Status of Technology for Ultimate Disposal in Underground Repositories Several methods have been considered for the ultimate disposal of encapsulated waste, including ejection into extraterrestrial orbit by rockets, disposal on or under the seabed, nuclear transmutation of long-lived actinides, and isolation at depth in suitable continental geological formations. Only the last of these options, using conventional underground mining technology, is believed to be practical in the near future.
Desirable geological properties for an underground repository include absence of groundwater, low permeability, high plasticity, freedom from joints and faults, good ion-exchange capability, and location in an area of low seismic activity. Rock types that exhibit some or all of these desired qualities include bedded evaporites such as salt and potash, marine shales, unjointed and unfaulted crystalline rocks (igneous and metamorphic), and limestone in arid regions.
Since percolation of groundwater is the only significant mechanism for releasing waste forms from their matrix, evaluation of the suitability of an area depends substantially on properly modeling the transport of radioactive atoms once dissolved. The highly active fission-product waste is hardly at issue here. The matrix in which it is incorporated is expected to be at least mostly resistant to leaching over the period (300–1000 years) during which the waste—principally 90Sr and 137Cs—decays away. (But see below for the U.S. Geological Survey’s reservations on this point) The actinides of medium half-life, such as 239Pu (24,000 years), 240Pu (6500 years), and 241Am (450 years), are the critical nuclides. This underscores the significance of dealing properly with alpha-active waste. There is a good chance that if groundwater were to intrude upon the repository, the matrix could be leached out before these nuclides decayed.

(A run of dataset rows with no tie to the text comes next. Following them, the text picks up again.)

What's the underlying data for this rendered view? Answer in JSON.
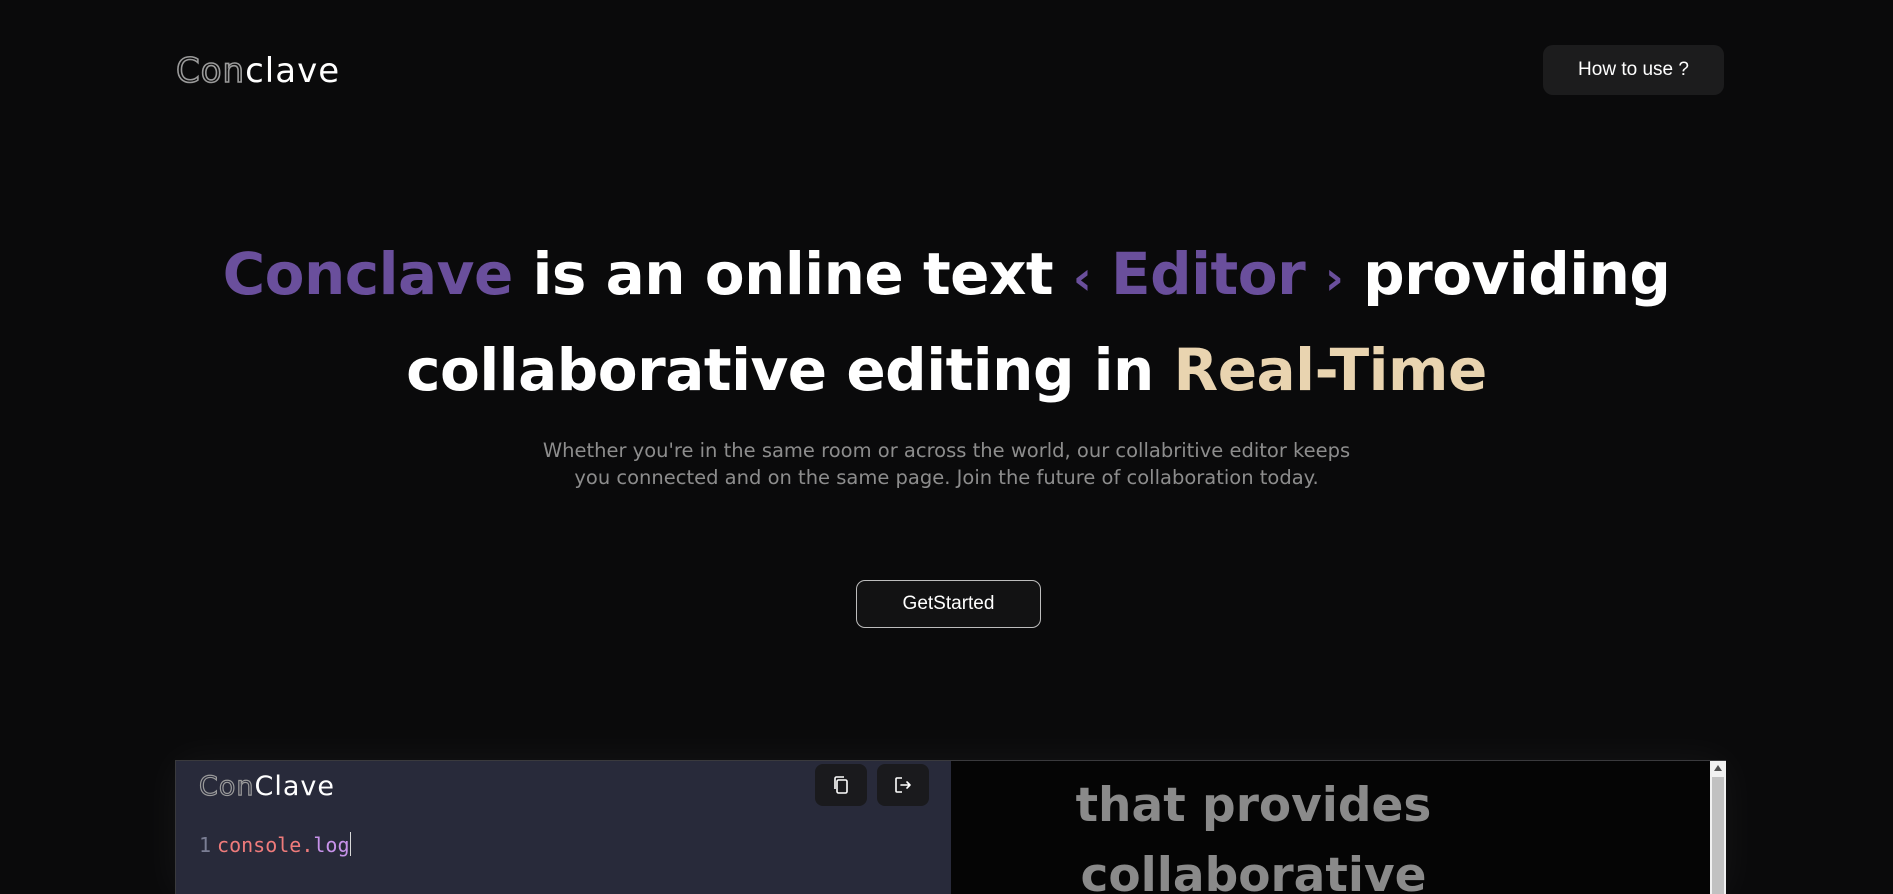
{
  "brand": {
    "logo_part1": "Con",
    "logo_part2": "clave"
  },
  "nav": {
    "how_to_use_label": "How to use ?"
  },
  "hero": {
    "headline_brand": "Conclave",
    "headline_mid": " is an online text ",
    "headline_open": "‹",
    "headline_editor": " Editor ",
    "headline_close": "›",
    "headline_end": " providing",
    "headline_line2_start": "collaborative editing in ",
    "headline_realtime": "Real-Time",
    "subtitle_line1": "Whether you're in the same room or across the world, our collabritive editor keeps",
    "subtitle_line2": "you connected and on the same page. Join the future of collaboration today.",
    "cta_label": "GetStarted"
  },
  "preview": {
    "editor_logo_part1": "Con",
    "editor_logo_part2": "Clave",
    "code_line_number": "1",
    "code_object": "console",
    "code_dot": ".",
    "code_method": "log",
    "output_line1": "that provides",
    "output_line2": "collaborative"
  },
  "colors": {
    "background": "#0a0a0b",
    "accent_purple": "#6a4f9c",
    "accent_gold": "#e9d4b0",
    "editor_bg": "#282a3a"
  },
  "icons": {
    "copy": "copy-icon",
    "leave": "logout-icon"
  }
}
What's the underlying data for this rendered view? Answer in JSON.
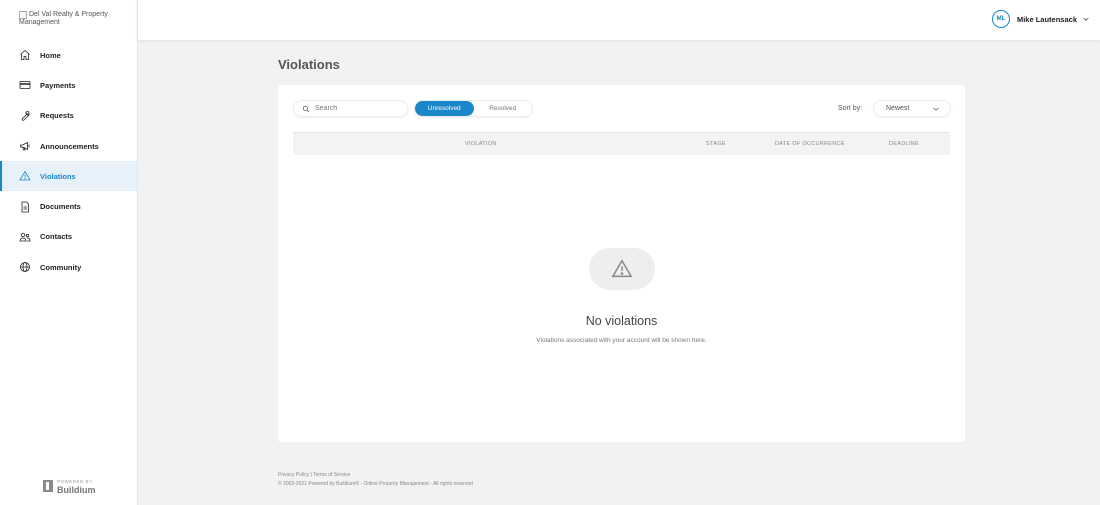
{
  "sidebar": {
    "logo_alt": "Del Val Realty & Property Management",
    "items": [
      {
        "label": "Home",
        "icon": "home-icon"
      },
      {
        "label": "Payments",
        "icon": "card-icon"
      },
      {
        "label": "Requests",
        "icon": "wrench-icon"
      },
      {
        "label": "Announcements",
        "icon": "megaphone-icon"
      },
      {
        "label": "Violations",
        "icon": "warning-icon",
        "active": true
      },
      {
        "label": "Documents",
        "icon": "document-icon"
      },
      {
        "label": "Contacts",
        "icon": "contacts-icon"
      },
      {
        "label": "Community",
        "icon": "globe-icon"
      }
    ],
    "powered_small": "POWERED BY",
    "powered_brand": "Buildium"
  },
  "header": {
    "avatar_initials": "ML",
    "user_name": "Mike Lautensack"
  },
  "main": {
    "title": "Violations",
    "search_placeholder": "Search",
    "tabs": [
      "Unresolved",
      "Resolved"
    ],
    "sort_label": "Sort by:",
    "sort_value": "Newest",
    "columns": [
      "VIOLATION",
      "STAGE",
      "DATE OF OCCURRENCE",
      "DEADLINE"
    ],
    "empty_title": "No violations",
    "empty_message": "Violations associated with your account will be shown here."
  },
  "footer": {
    "links": "Privacy Policy | Terms of Service",
    "copyright": "© 2003-2021 Powered by Buildium® - Online Property Management - All rights reserved"
  },
  "colors": {
    "accent": "#1a87c9",
    "background": "#f2f2f2"
  }
}
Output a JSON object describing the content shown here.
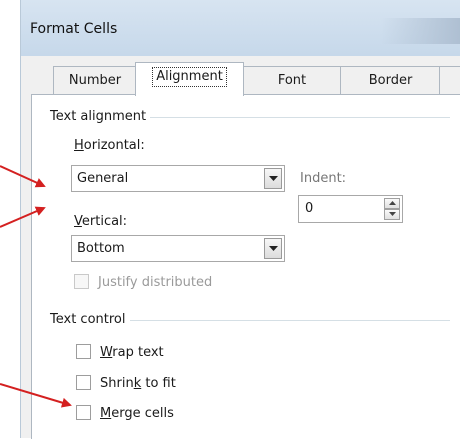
{
  "window": {
    "title": "Format Cells"
  },
  "tabs": [
    {
      "label": "Number"
    },
    {
      "label": "Alignment"
    },
    {
      "label": "Font"
    },
    {
      "label": "Border"
    }
  ],
  "text_alignment": {
    "group_label": "Text alignment",
    "horizontal_label": "Horizontal:",
    "horizontal_value": "General",
    "vertical_label": "Vertical:",
    "vertical_value": "Bottom",
    "indent_label": "Indent:",
    "indent_value": "0",
    "justify_distributed_label": "Justify distributed"
  },
  "text_control": {
    "group_label": "Text control",
    "wrap_text_label": "Wrap text",
    "shrink_to_fit_label": "Shrink to fit",
    "merge_cells_label": "Merge cells"
  },
  "colors": {
    "annotation_arrow": "#d42020"
  }
}
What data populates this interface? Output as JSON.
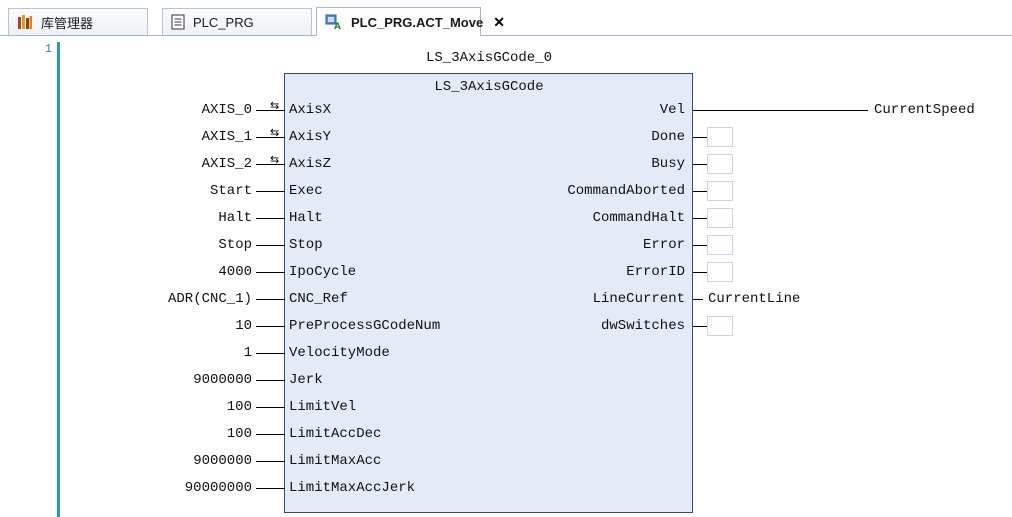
{
  "tabs": [
    {
      "label": "库管理器",
      "icon": "library-icon",
      "active": false
    },
    {
      "label": "PLC_PRG",
      "icon": "document-icon",
      "active": false
    },
    {
      "label": "PLC_PRG.ACT_Move",
      "icon": "action-icon",
      "active": true,
      "close": "✕"
    }
  ],
  "editor": {
    "line_number": "1",
    "instance_name": "LS_3AxisGCode_0",
    "block_type": "LS_3AxisGCode",
    "inputs": [
      {
        "pin": "AxisX",
        "value": "AXIS_0",
        "inout": true
      },
      {
        "pin": "AxisY",
        "value": "AXIS_1",
        "inout": true
      },
      {
        "pin": "AxisZ",
        "value": "AXIS_2",
        "inout": true
      },
      {
        "pin": "Exec",
        "value": "Start"
      },
      {
        "pin": "Halt",
        "value": "Halt"
      },
      {
        "pin": "Stop",
        "value": "Stop"
      },
      {
        "pin": "IpoCycle",
        "value": "4000"
      },
      {
        "pin": "CNC_Ref",
        "value": "ADR(CNC_1)"
      },
      {
        "pin": "PreProcessGCodeNum",
        "value": "10"
      },
      {
        "pin": "VelocityMode",
        "value": "1"
      },
      {
        "pin": "Jerk",
        "value": "9000000"
      },
      {
        "pin": "LimitVel",
        "value": "100"
      },
      {
        "pin": "LimitAccDec",
        "value": "100"
      },
      {
        "pin": "LimitMaxAcc",
        "value": "9000000"
      },
      {
        "pin": "LimitMaxAccJerk",
        "value": "90000000"
      }
    ],
    "outputs": [
      {
        "pin": "Vel",
        "target": "CurrentSpeed"
      },
      {
        "pin": "Done",
        "target": ""
      },
      {
        "pin": "Busy",
        "target": ""
      },
      {
        "pin": "CommandAborted",
        "target": ""
      },
      {
        "pin": "CommandHalt",
        "target": ""
      },
      {
        "pin": "Error",
        "target": ""
      },
      {
        "pin": "ErrorID",
        "target": ""
      },
      {
        "pin": "LineCurrent",
        "target": "CurrentLine"
      },
      {
        "pin": "dwSwitches",
        "target": ""
      }
    ]
  },
  "colors": {
    "block_fill": "#e3ebf6",
    "gutter_accent": "#2aa198"
  }
}
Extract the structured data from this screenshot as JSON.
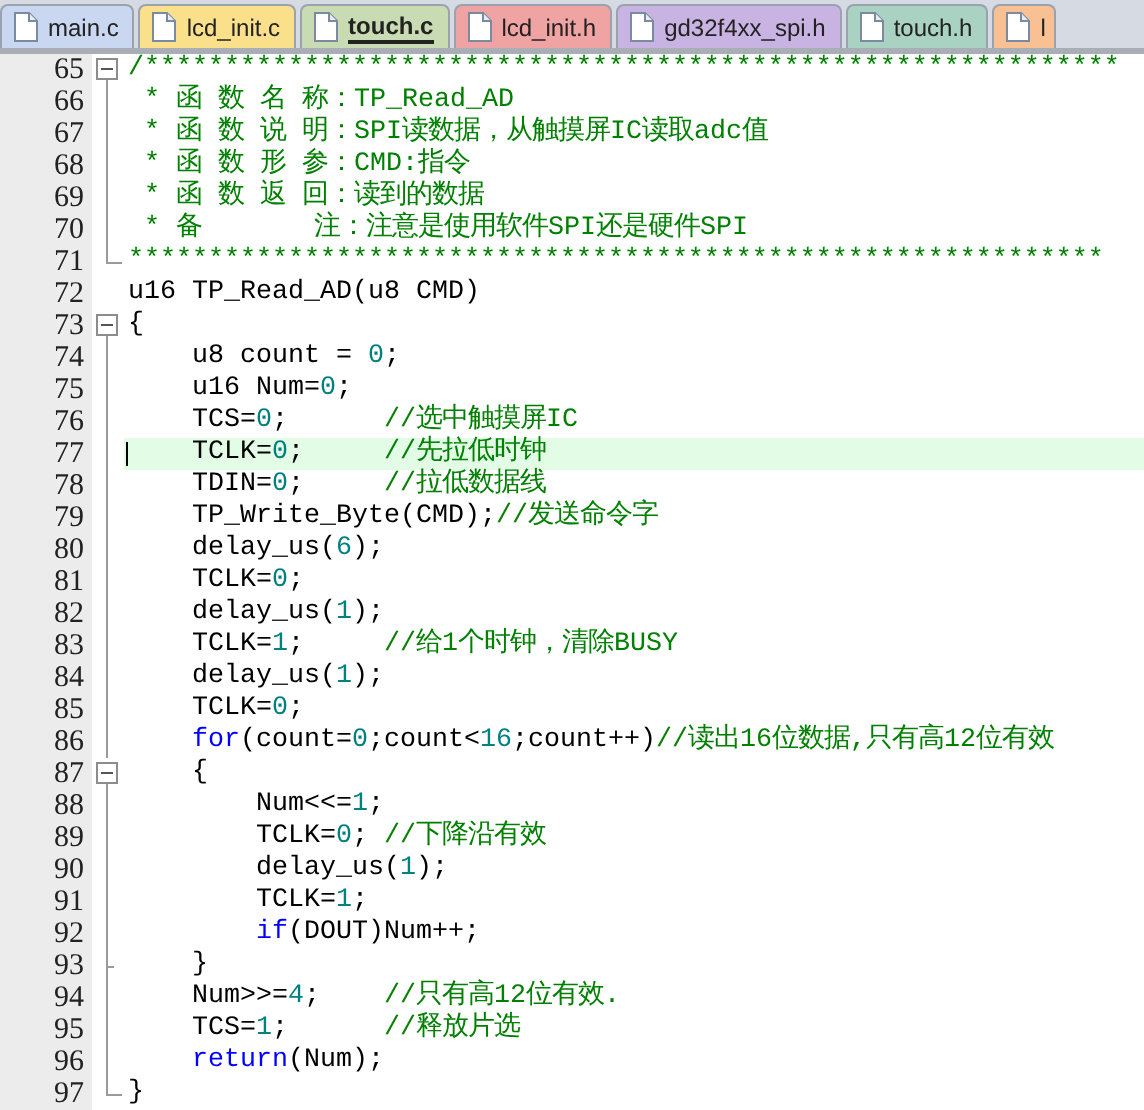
{
  "tabs": [
    {
      "label": "main.c",
      "color": "#c9d7f0",
      "selected": false
    },
    {
      "label": "lcd_init.c",
      "color": "#fbe08c",
      "selected": false
    },
    {
      "label": "touch.c",
      "color": "#c9dbb2",
      "selected": true
    },
    {
      "label": "lcd_init.h",
      "color": "#f0a3a3",
      "selected": false
    },
    {
      "label": "gd32f4xx_spi.h",
      "color": "#c9b3e3",
      "selected": false
    },
    {
      "label": "touch.h",
      "color": "#a9d2c2",
      "selected": false
    },
    {
      "label": "l",
      "color": "#f9c193",
      "selected": false
    }
  ],
  "lines": [
    {
      "number": "65",
      "kind": "start",
      "current": false,
      "segments": [
        {
          "text": "/*************************************************************",
          "kind": "comment"
        }
      ]
    },
    {
      "number": "66",
      "kind": "body",
      "current": false,
      "segments": [
        {
          "text": " * 函 数 名 称：TP_Read_AD",
          "kind": "comment"
        }
      ]
    },
    {
      "number": "67",
      "kind": "body",
      "current": false,
      "segments": [
        {
          "text": " * 函 数 说 明：SPI读数据，从触摸屏IC读取adc值",
          "kind": "comment"
        }
      ]
    },
    {
      "number": "68",
      "kind": "body",
      "current": false,
      "segments": [
        {
          "text": " * 函 数 形 参：CMD:指令",
          "kind": "comment"
        }
      ]
    },
    {
      "number": "69",
      "kind": "body",
      "current": false,
      "segments": [
        {
          "text": " * 函 数 返 回：读到的数据",
          "kind": "comment"
        }
      ]
    },
    {
      "number": "70",
      "kind": "body",
      "current": false,
      "segments": [
        {
          "text": " * 备       注：注意是使用软件SPI还是硬件SPI",
          "kind": "comment"
        }
      ]
    },
    {
      "number": "71",
      "kind": "end",
      "current": false,
      "segments": [
        {
          "text": "*************************************************************",
          "kind": "comment"
        }
      ]
    },
    {
      "number": "72",
      "kind": "plain",
      "current": false,
      "segments": [
        {
          "text": "u16 TP_Read_AD(u8 CMD)",
          "kind": "code"
        }
      ]
    },
    {
      "number": "73",
      "kind": "start",
      "current": false,
      "segments": [
        {
          "text": "{",
          "kind": "code"
        }
      ]
    },
    {
      "number": "74",
      "kind": "body",
      "current": false,
      "segments": [
        {
          "text": "    u8 count = ",
          "kind": "code"
        },
        {
          "text": "0",
          "kind": "number"
        },
        {
          "text": ";",
          "kind": "code"
        }
      ]
    },
    {
      "number": "75",
      "kind": "body",
      "current": false,
      "segments": [
        {
          "text": "    u16 Num=",
          "kind": "code"
        },
        {
          "text": "0",
          "kind": "number"
        },
        {
          "text": ";",
          "kind": "code"
        }
      ]
    },
    {
      "number": "76",
      "kind": "body",
      "current": false,
      "segments": [
        {
          "text": "    TCS=",
          "kind": "code"
        },
        {
          "text": "0",
          "kind": "number"
        },
        {
          "text": ";      ",
          "kind": "code"
        },
        {
          "text": "//选中触摸屏IC",
          "kind": "comment"
        }
      ]
    },
    {
      "number": "77",
      "kind": "body",
      "current": true,
      "segments": [
        {
          "text": "    TCLK=",
          "kind": "code"
        },
        {
          "text": "0",
          "kind": "number"
        },
        {
          "text": ";     ",
          "kind": "code"
        },
        {
          "text": "//先拉低时钟",
          "kind": "comment"
        }
      ]
    },
    {
      "number": "78",
      "kind": "body",
      "current": false,
      "segments": [
        {
          "text": "    TDIN=",
          "kind": "code"
        },
        {
          "text": "0",
          "kind": "number"
        },
        {
          "text": ";     ",
          "kind": "code"
        },
        {
          "text": "//拉低数据线",
          "kind": "comment"
        }
      ]
    },
    {
      "number": "79",
      "kind": "body",
      "current": false,
      "segments": [
        {
          "text": "    TP_Write_Byte(CMD);",
          "kind": "code"
        },
        {
          "text": "//发送命令字",
          "kind": "comment"
        }
      ]
    },
    {
      "number": "80",
      "kind": "body",
      "current": false,
      "segments": [
        {
          "text": "    delay_us(",
          "kind": "code"
        },
        {
          "text": "6",
          "kind": "number"
        },
        {
          "text": ");",
          "kind": "code"
        }
      ]
    },
    {
      "number": "81",
      "kind": "body",
      "current": false,
      "segments": [
        {
          "text": "    TCLK=",
          "kind": "code"
        },
        {
          "text": "0",
          "kind": "number"
        },
        {
          "text": ";",
          "kind": "code"
        }
      ]
    },
    {
      "number": "82",
      "kind": "body",
      "current": false,
      "segments": [
        {
          "text": "    delay_us(",
          "kind": "code"
        },
        {
          "text": "1",
          "kind": "number"
        },
        {
          "text": ");",
          "kind": "code"
        }
      ]
    },
    {
      "number": "83",
      "kind": "body",
      "current": false,
      "segments": [
        {
          "text": "    TCLK=",
          "kind": "code"
        },
        {
          "text": "1",
          "kind": "number"
        },
        {
          "text": ";     ",
          "kind": "code"
        },
        {
          "text": "//给1个时钟，清除BUSY",
          "kind": "comment"
        }
      ]
    },
    {
      "number": "84",
      "kind": "body",
      "current": false,
      "segments": [
        {
          "text": "    delay_us(",
          "kind": "code"
        },
        {
          "text": "1",
          "kind": "number"
        },
        {
          "text": ");",
          "kind": "code"
        }
      ]
    },
    {
      "number": "85",
      "kind": "body",
      "current": false,
      "segments": [
        {
          "text": "    TCLK=",
          "kind": "code"
        },
        {
          "text": "0",
          "kind": "number"
        },
        {
          "text": ";",
          "kind": "code"
        }
      ]
    },
    {
      "number": "86",
      "kind": "body",
      "current": false,
      "segments": [
        {
          "text": "    for",
          "kind": "keyword"
        },
        {
          "text": "(count=",
          "kind": "code"
        },
        {
          "text": "0",
          "kind": "number"
        },
        {
          "text": ";count<",
          "kind": "code"
        },
        {
          "text": "16",
          "kind": "number"
        },
        {
          "text": ";count++)",
          "kind": "code"
        },
        {
          "text": "//读出16位数据,只有高12位有效",
          "kind": "comment"
        }
      ]
    },
    {
      "number": "87",
      "kind": "start",
      "current": false,
      "segments": [
        {
          "text": "    {",
          "kind": "code"
        }
      ]
    },
    {
      "number": "88",
      "kind": "body",
      "current": false,
      "segments": [
        {
          "text": "        Num<<=",
          "kind": "code"
        },
        {
          "text": "1",
          "kind": "number"
        },
        {
          "text": ";",
          "kind": "code"
        }
      ]
    },
    {
      "number": "89",
      "kind": "body",
      "current": false,
      "segments": [
        {
          "text": "        TCLK=",
          "kind": "code"
        },
        {
          "text": "0",
          "kind": "number"
        },
        {
          "text": "; ",
          "kind": "code"
        },
        {
          "text": "//下降沿有效",
          "kind": "comment"
        }
      ]
    },
    {
      "number": "90",
      "kind": "body",
      "current": false,
      "segments": [
        {
          "text": "        delay_us(",
          "kind": "code"
        },
        {
          "text": "1",
          "kind": "number"
        },
        {
          "text": ");",
          "kind": "code"
        }
      ]
    },
    {
      "number": "91",
      "kind": "body",
      "current": false,
      "segments": [
        {
          "text": "        TCLK=",
          "kind": "code"
        },
        {
          "text": "1",
          "kind": "number"
        },
        {
          "text": ";",
          "kind": "code"
        }
      ]
    },
    {
      "number": "92",
      "kind": "body",
      "current": false,
      "segments": [
        {
          "text": "        if",
          "kind": "keyword"
        },
        {
          "text": "(DOUT)Num++;",
          "kind": "code"
        }
      ]
    },
    {
      "number": "93",
      "kind": "inner-end",
      "current": false,
      "segments": [
        {
          "text": "    }",
          "kind": "code"
        }
      ]
    },
    {
      "number": "94",
      "kind": "body",
      "current": false,
      "segments": [
        {
          "text": "    Num>>=",
          "kind": "code"
        },
        {
          "text": "4",
          "kind": "number"
        },
        {
          "text": ";    ",
          "kind": "code"
        },
        {
          "text": "//只有高12位有效.",
          "kind": "comment"
        }
      ]
    },
    {
      "number": "95",
      "kind": "body",
      "current": false,
      "segments": [
        {
          "text": "    TCS=",
          "kind": "code"
        },
        {
          "text": "1",
          "kind": "number"
        },
        {
          "text": ";      ",
          "kind": "code"
        },
        {
          "text": "//释放片选",
          "kind": "comment"
        }
      ]
    },
    {
      "number": "96",
      "kind": "body",
      "current": false,
      "segments": [
        {
          "text": "    return",
          "kind": "keyword"
        },
        {
          "text": "(Num);",
          "kind": "code"
        }
      ]
    },
    {
      "number": "97",
      "kind": "end",
      "current": false,
      "segments": [
        {
          "text": "}",
          "kind": "code"
        }
      ]
    }
  ]
}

Most actinide transport studies that have been conducted indicate that migration in groundwater will be very slow, being governed by absorption-desorption equilibria with solids in the aquifer, rather than solution transport mechanisms.89 This could be the controlling process in return to the biosphere, and indicates that the ion-exchange behavior of the disposal environment for actinide ions is the most important selection criterion. The resistance to leaching of the glass and the absence of groundwater serve only as “insurance” factors.
This question has recently been reviewed by the American Physical Society (APS) and the U.S. Geological Survey (USGS).90 Although the tones of the reports are different, the APS being generally optimistic and the USGS emphasizing reservations, our study of these documents indicates that their findings are similar. In both cases, there is confidence, primarily based on past experience with radium as a natural tracer of mineral migration in groundwater, that a site chosen with reasonable care will provide the necessary holdup of waste radioactive nuclides. Both reports